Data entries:
______________________________

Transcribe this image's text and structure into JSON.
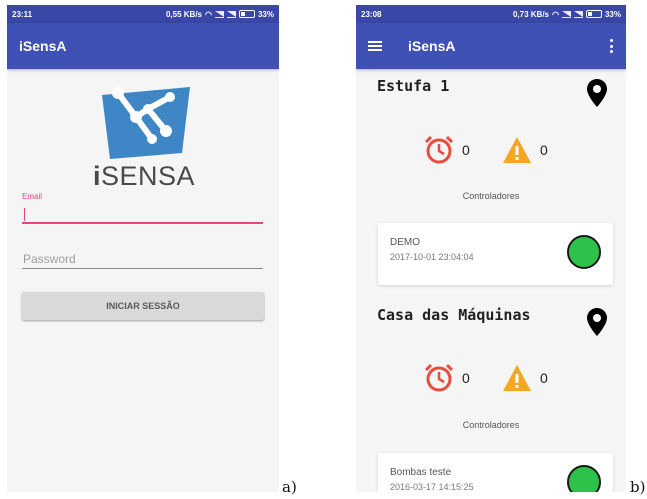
{
  "panel_a": {
    "label": "a)",
    "status": {
      "time": "23:11",
      "speed": "0,55 KB/s",
      "battery": "33%"
    },
    "toolbar": {
      "title": "iSensA"
    },
    "logo": {
      "text_bold": "i",
      "text_rest": "SENSA"
    },
    "form": {
      "email_label": "Email",
      "email_value": "",
      "password_placeholder": "Password",
      "login_button": "INICIAR SESSÃO"
    },
    "colors": {
      "primary": "#3f51b5",
      "accent": "#e8457a"
    }
  },
  "panel_b": {
    "label": "b)",
    "status": {
      "time": "23:08",
      "speed": "0,73 KB/s",
      "battery": "33%"
    },
    "toolbar": {
      "title": "iSensA"
    },
    "sections": [
      {
        "title": "Estufa 1",
        "alarms": "0",
        "warnings": "0",
        "controllers_label": "Controladores",
        "controller": {
          "name": "DEMO",
          "date": "2017-10-01 23:04:04",
          "status_color": "#2ec24a"
        }
      },
      {
        "title": "Casa das Máquinas",
        "alarms": "0",
        "warnings": "0",
        "controllers_label": "Controladores",
        "controller": {
          "name": "Bombas teste",
          "date": "2016-03-17 14:15:25",
          "status_color": "#2ec24a"
        }
      }
    ],
    "icons": {
      "alarm": "alarm-clock-icon",
      "warning": "warning-icon",
      "location": "location-pin-icon"
    },
    "colors": {
      "alarm": "#e94b3c",
      "warning": "#f5a623",
      "ok": "#2ec24a"
    }
  }
}
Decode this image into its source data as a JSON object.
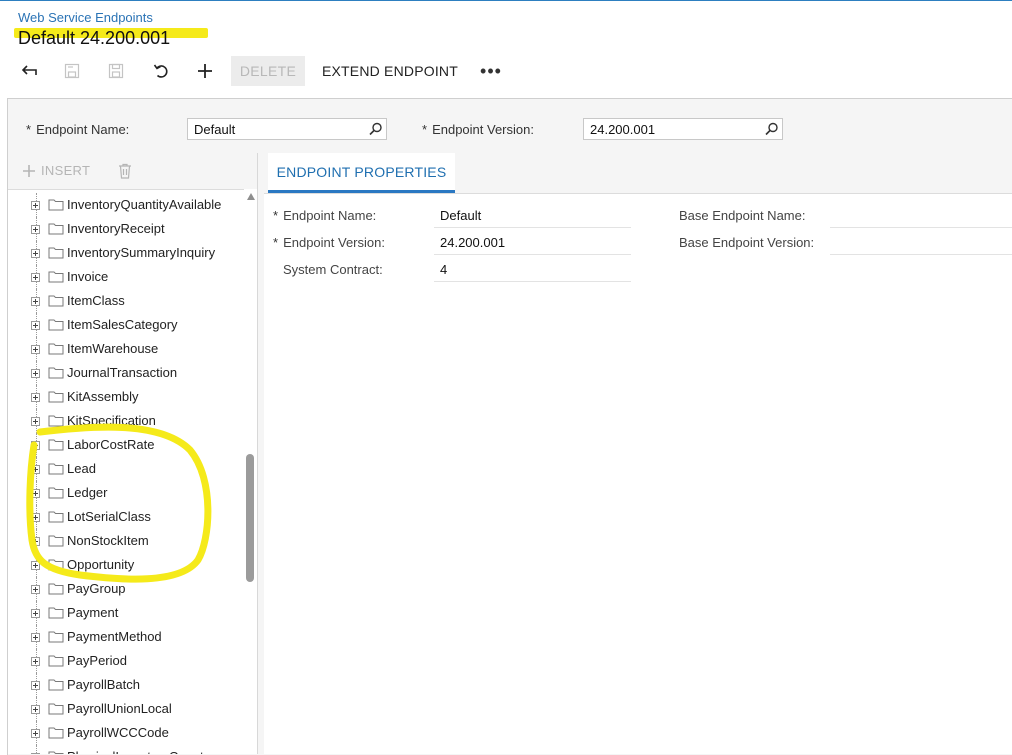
{
  "header": {
    "breadcrumb": "Web Service Endpoints",
    "title": "Default 24.200.001"
  },
  "toolbar": {
    "back_icon": "back-arrow-icon",
    "save_close_icon": "save-close-icon",
    "save_icon": "save-icon",
    "cancel_icon": "undo-icon",
    "add_icon": "plus-icon",
    "delete_label": "DELETE",
    "extend_label": "EXTEND ENDPOINT",
    "more_label": "•••"
  },
  "summary": {
    "endpoint_name_label": "Endpoint Name:",
    "endpoint_name_value": "Default",
    "endpoint_version_label": "Endpoint Version:",
    "endpoint_version_value": "24.200.001",
    "required_mark": "*"
  },
  "tree": {
    "insert_label": "INSERT",
    "items": [
      "InventoryQuantityAvailable",
      "InventoryReceipt",
      "InventorySummaryInquiry",
      "Invoice",
      "ItemClass",
      "ItemSalesCategory",
      "ItemWarehouse",
      "JournalTransaction",
      "KitAssembly",
      "KitSpecification",
      "LaborCostRate",
      "Lead",
      "Ledger",
      "LotSerialClass",
      "NonStockItem",
      "Opportunity",
      "PayGroup",
      "Payment",
      "PaymentMethod",
      "PayPeriod",
      "PayrollBatch",
      "PayrollUnionLocal",
      "PayrollWCCCode",
      "PhysicalInventoryCount"
    ]
  },
  "tabs": [
    {
      "label": "ENDPOINT PROPERTIES"
    }
  ],
  "properties": {
    "endpoint_name_label": "Endpoint Name:",
    "endpoint_name_value": "Default",
    "endpoint_version_label": "Endpoint Version:",
    "endpoint_version_value": "24.200.001",
    "system_contract_label": "System Contract:",
    "system_contract_value": "4",
    "base_endpoint_name_label": "Base Endpoint Name:",
    "base_endpoint_name_value": "",
    "base_endpoint_version_label": "Base Endpoint Version:",
    "base_endpoint_version_value": ""
  },
  "colors": {
    "accent": "#2a78c2",
    "highlight": "#f5ea1a"
  }
}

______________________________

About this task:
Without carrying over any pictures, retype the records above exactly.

Output:
Transcribe this image's text and structure into JSON.
{
  "panel_a": {
    "label": "a)",
    "status": {
      "time": "23:11",
      "speed": "0,55 KB/s",
      "battery": "33%"
    },
    "toolbar": {
      "title": "iSensA"
    },
    "logo": {
      "text_bold": "i",
      "text_rest": "SENSA"
    },
    "form": {
      "email_label": "Email",
      "email_value": "",
      "password_placeholder": "Password",
      "login_button": "INICIAR SESSÃO"
    },
    "colors": {
      "primary": "#3f51b5",
      "accent": "#e8457a"
    }
  },
  "panel_b": {
    "label": "b)",
    "status": {
      "time": "23:08",
      "speed": "0,73 KB/s",
      "battery": "33%"
    },
    "toolbar": {
      "title": "iSensA"
    },
    "sections": [
      {
        "title": "Estufa 1",
        "alarms": "0",
        "warnings": "0",
        "controllers_label": "Controladores",
        "controller": {
          "name": "DEMO",
          "date": "2017-10-01 23:04:04",
          "status_color": "#2ec24a"
        }
      },
      {
        "title": "Casa das Máquinas",
        "alarms": "0",
        "warnings": "0",
        "controllers_label": "Controladores",
        "controller": {
          "name": "Bombas teste",
          "date": "2016-03-17 14:15:25",
          "status_color": "#2ec24a"
        }
      }
    ],
    "icons": {
      "alarm": "alarm-clock-icon",
      "warning": "warning-icon",
      "location": "location-pin-icon"
    },
    "colors": {
      "alarm": "#e94b3c",
      "warning": "#f5a623",
      "ok": "#2ec24a"
    }
  }
}
Decode this image into its source data as a JSON object.
{
  "header": {
    "breadcrumb": "Web Service Endpoints",
    "title": "Default 24.200.001"
  },
  "toolbar": {
    "back_icon": "back-arrow-icon",
    "save_close_icon": "save-close-icon",
    "save_icon": "save-icon",
    "cancel_icon": "undo-icon",
    "add_icon": "plus-icon",
    "delete_label": "DELETE",
    "extend_label": "EXTEND ENDPOINT",
    "more_label": "•••"
  },
  "summary": {
    "endpoint_name_label": "Endpoint Name:",
    "endpoint_name_value": "Default",
    "endpoint_version_label": "Endpoint Version:",
    "endpoint_version_value": "24.200.001",
    "required_mark": "*"
  },
  "tree": {
    "insert_label": "INSERT",
    "items": [
      "InventoryQuantityAvailable",
      "InventoryReceipt",
      "InventorySummaryInquiry",
      "Invoice",
      "ItemClass",
      "ItemSalesCategory",
      "ItemWarehouse",
      "JournalTransaction",
      "KitAssembly",
      "KitSpecification",
      "LaborCostRate",
      "Lead",
      "Ledger",
      "LotSerialClass",
      "NonStockItem",
      "Opportunity",
      "PayGroup",
      "Payment",
      "PaymentMethod",
      "PayPeriod",
      "PayrollBatch",
      "PayrollUnionLocal",
      "PayrollWCCCode",
      "PhysicalInventoryCount"
    ]
  },
  "tabs": [
    {
      "label": "ENDPOINT PROPERTIES"
    }
  ],
  "properties": {
    "endpoint_name_label": "Endpoint Name:",
    "endpoint_name_value": "Default",
    "endpoint_version_label": "Endpoint Version:",
    "endpoint_version_value": "24.200.001",
    "system_contract_label": "System Contract:",
    "system_contract_value": "4",
    "base_endpoint_name_label": "Base Endpoint Name:",
    "base_endpoint_name_value": "",
    "base_endpoint_version_label": "Base Endpoint Version:",
    "base_endpoint_version_value": ""
  },
  "colors": {
    "accent": "#2a78c2",
    "highlight": "#f5ea1a"
  }
}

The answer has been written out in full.